beings. Modern medicine, without doubt, has spawned a gargantuan
technocracy, unmindful of the quantitative nature of all human
differences - anatomical, physiological, psychic, pathologic or
thanatologic. The seemingly gross differences between two persons -
one with elementary intelligence the other with creative genius, one
with high stomach acid and no ulcer the other with low acid and ulcer,
one surviving cancer, the other succumbing to it, and so on - are all a
matter of quantitative variations normally distributed throughout the

In health and in disease, human beings differ, one from another, but
the difference that modern medicine can detect, given its most
sophisticated gadgetry, is not qualitative, but quantitative, not one of
character but of measurement. Human beings quantitatively differ very
widely, this being the nature of any parameter normally distributed.
And there is no way of telling which human being, healthy or diseased,
would show what reading, and why. This makes for the nagging
uncertainty that modern medicine can not dispel while dealing with
an individual patient.

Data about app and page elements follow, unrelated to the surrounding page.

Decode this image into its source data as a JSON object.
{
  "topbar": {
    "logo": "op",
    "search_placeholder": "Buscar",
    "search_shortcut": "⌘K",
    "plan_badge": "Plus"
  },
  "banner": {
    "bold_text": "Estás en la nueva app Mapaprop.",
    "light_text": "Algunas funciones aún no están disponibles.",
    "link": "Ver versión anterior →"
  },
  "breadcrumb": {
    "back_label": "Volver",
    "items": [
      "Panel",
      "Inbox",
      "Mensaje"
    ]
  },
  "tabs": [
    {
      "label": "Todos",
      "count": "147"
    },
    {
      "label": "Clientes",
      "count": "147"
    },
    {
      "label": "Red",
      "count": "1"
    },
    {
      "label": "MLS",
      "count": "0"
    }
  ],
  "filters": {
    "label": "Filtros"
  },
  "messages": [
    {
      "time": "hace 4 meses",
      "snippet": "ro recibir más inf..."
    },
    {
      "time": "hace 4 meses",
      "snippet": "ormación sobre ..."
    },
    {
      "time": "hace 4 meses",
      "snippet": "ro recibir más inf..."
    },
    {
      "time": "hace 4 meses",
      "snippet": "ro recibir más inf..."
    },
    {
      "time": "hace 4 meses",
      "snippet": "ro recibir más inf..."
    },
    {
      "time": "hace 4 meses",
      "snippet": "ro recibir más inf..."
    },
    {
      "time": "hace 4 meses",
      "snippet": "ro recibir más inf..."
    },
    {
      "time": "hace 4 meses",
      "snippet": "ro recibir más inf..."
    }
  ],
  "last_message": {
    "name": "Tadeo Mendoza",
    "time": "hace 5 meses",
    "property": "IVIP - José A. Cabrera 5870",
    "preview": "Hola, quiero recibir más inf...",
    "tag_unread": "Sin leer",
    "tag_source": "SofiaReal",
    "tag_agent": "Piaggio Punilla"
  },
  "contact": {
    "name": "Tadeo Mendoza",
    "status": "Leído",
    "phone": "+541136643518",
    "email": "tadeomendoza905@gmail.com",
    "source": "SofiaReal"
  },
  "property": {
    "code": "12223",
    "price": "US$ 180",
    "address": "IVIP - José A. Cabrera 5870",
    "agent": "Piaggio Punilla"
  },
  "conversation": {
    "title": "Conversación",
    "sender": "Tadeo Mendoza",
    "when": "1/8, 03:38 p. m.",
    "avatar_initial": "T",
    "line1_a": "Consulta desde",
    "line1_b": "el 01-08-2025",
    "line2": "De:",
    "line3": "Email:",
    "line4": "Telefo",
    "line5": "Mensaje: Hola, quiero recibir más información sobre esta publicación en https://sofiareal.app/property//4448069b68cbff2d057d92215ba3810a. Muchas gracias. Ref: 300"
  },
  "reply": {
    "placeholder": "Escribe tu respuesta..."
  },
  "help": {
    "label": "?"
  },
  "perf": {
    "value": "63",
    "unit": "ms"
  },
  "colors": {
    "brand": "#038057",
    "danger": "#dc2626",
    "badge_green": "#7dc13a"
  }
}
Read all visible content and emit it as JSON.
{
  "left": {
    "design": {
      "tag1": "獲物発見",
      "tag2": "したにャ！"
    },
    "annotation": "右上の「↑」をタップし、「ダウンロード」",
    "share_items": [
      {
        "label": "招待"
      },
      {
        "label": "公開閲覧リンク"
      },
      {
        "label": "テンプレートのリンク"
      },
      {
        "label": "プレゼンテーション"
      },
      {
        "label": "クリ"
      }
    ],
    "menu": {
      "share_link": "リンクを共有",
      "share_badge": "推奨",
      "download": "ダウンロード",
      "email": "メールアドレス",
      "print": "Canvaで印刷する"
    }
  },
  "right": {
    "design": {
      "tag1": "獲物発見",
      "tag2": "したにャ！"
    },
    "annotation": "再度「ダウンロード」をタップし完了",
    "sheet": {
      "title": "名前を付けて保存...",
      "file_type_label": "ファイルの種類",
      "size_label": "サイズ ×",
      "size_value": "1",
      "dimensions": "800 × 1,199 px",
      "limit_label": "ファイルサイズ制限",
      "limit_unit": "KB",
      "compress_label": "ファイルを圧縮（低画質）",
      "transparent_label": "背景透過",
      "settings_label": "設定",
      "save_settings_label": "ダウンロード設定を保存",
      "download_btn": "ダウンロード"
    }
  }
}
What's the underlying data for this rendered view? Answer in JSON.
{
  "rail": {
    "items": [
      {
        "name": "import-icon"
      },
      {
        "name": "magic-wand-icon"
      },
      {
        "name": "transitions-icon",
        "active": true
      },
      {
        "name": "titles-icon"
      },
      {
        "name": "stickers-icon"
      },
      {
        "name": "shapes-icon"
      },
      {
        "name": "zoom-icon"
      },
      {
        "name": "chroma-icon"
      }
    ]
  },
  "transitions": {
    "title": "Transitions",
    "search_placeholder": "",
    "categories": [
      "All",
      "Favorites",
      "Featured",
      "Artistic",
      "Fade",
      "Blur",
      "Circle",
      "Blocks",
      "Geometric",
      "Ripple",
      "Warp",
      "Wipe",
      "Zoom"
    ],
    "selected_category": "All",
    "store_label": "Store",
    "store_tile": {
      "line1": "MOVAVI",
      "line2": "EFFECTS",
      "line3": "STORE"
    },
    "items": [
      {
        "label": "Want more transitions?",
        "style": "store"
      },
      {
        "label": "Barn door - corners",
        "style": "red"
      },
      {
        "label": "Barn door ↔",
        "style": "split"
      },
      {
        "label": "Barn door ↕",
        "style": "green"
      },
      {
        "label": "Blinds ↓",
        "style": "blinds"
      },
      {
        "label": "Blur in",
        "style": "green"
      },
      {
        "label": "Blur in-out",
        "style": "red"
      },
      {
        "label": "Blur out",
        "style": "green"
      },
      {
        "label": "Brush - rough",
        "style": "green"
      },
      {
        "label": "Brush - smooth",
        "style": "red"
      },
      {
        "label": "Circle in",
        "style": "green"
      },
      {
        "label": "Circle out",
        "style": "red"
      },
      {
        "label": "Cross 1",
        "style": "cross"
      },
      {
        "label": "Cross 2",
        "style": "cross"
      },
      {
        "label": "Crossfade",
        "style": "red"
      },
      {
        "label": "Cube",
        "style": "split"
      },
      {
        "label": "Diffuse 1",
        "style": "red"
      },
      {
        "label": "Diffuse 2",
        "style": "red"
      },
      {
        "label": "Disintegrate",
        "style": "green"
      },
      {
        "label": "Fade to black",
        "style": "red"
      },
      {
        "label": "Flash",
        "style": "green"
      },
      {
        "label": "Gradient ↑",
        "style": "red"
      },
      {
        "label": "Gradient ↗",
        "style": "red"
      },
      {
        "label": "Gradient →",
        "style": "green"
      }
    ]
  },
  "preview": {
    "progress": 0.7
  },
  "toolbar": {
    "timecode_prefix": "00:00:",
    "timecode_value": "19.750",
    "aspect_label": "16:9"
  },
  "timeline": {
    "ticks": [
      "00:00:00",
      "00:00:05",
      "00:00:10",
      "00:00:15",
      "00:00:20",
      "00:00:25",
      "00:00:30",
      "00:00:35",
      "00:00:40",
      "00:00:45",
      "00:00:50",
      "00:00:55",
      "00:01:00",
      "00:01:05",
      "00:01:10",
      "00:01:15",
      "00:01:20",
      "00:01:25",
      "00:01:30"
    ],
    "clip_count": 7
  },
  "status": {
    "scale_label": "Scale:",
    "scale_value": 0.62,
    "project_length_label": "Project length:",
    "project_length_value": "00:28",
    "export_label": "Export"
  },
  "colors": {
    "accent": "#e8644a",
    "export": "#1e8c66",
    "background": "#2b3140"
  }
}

It is the uncertainty principle which lends medical practice its
mysterious element of unpredictability that charms and challenges
the man of action - the medical man. It is uncertainty, backed by
temporality and normality that accounts for an esophagus declared
normal today but found cancerous tomorrow and ECG (EKG) being
assured as all right today, and worrisome tomorrow, the patient given
up as lost today, surviving to attend his physician's funeral, tomorrow.
But for uncertainty, medical practice would not have been half as

Summing Up
Time, Uncertainty, Relativity and Normality ( TURN) universally gov-
ern development, disease and death - concepts that allow an intellec-
tual ratiocination of both the trans-science and trans-medicine aspects
of disease and death.

These concepts have some wider implications for modern medicine.
They put modern medicine in its place, dismissing as naive modern
medicine's causalism - fat causes heart attack, coitus causes cancer.
These concepts further promise to cure modern medicine of its
characteristic obsession that every ill - congenital or acquired - is a
preventable outcome of some molecular, genetic or cytological
aberration. The borderlines that modern medicine has created stand
erased, for we realize that the difference between the 'normal' and
the 'abnormal' is not that between black and white but between shades
of gray, with no diving line anywhere. The phenomenon of death
acquires the status of an independent, physiological function: we are
purposely, unalterably programmed to die. All major problems -
congenital, cardiovascular, cancerous, or metabolic - that medicine
is claiming to be intensely researching upon, are, in essence,
unresearchable. Science etymologically means knowing , not doing .
Disease and death are not trans-science if we aim to understand them.
They are so only if we want to manipulate them. More correctly, aren't
they trans-technique?

The choicest implication of this chapter, however, may be its
integration of physical laws and biological laws, physicists and
physicians, matter and man. By hinting at the integral relationship
between time, relativity and uncertainty - hitherto only in the domain
of matter - and man, the borderline between the living and non-living
grows fainter. In the telling words of Ardrey, 'Time and death and the
space between the stars - these are the ingredients of the woman who
prepares your breakfast, or of the man who gets off the train as you
get on.' This chapter amplifies a poetic insight in order to put into
place laws that may govern you, the person who prepares your
breakfast, as also the men you meet in the street. It's but a peremptory
perspective on the democracy, the immense impartiality, the trans-
science temper, the Upanishad or the Tao of human development,
disease and death.

Home  |   The Library  |   Ask an Expert  |   Help Talks  |   Blog  |   Online Books  |   Online Catalogue  |   Downloads  |   Contact Us

Health Library © 2023 All Rights Reserved MiracleworX Web Design Mumbai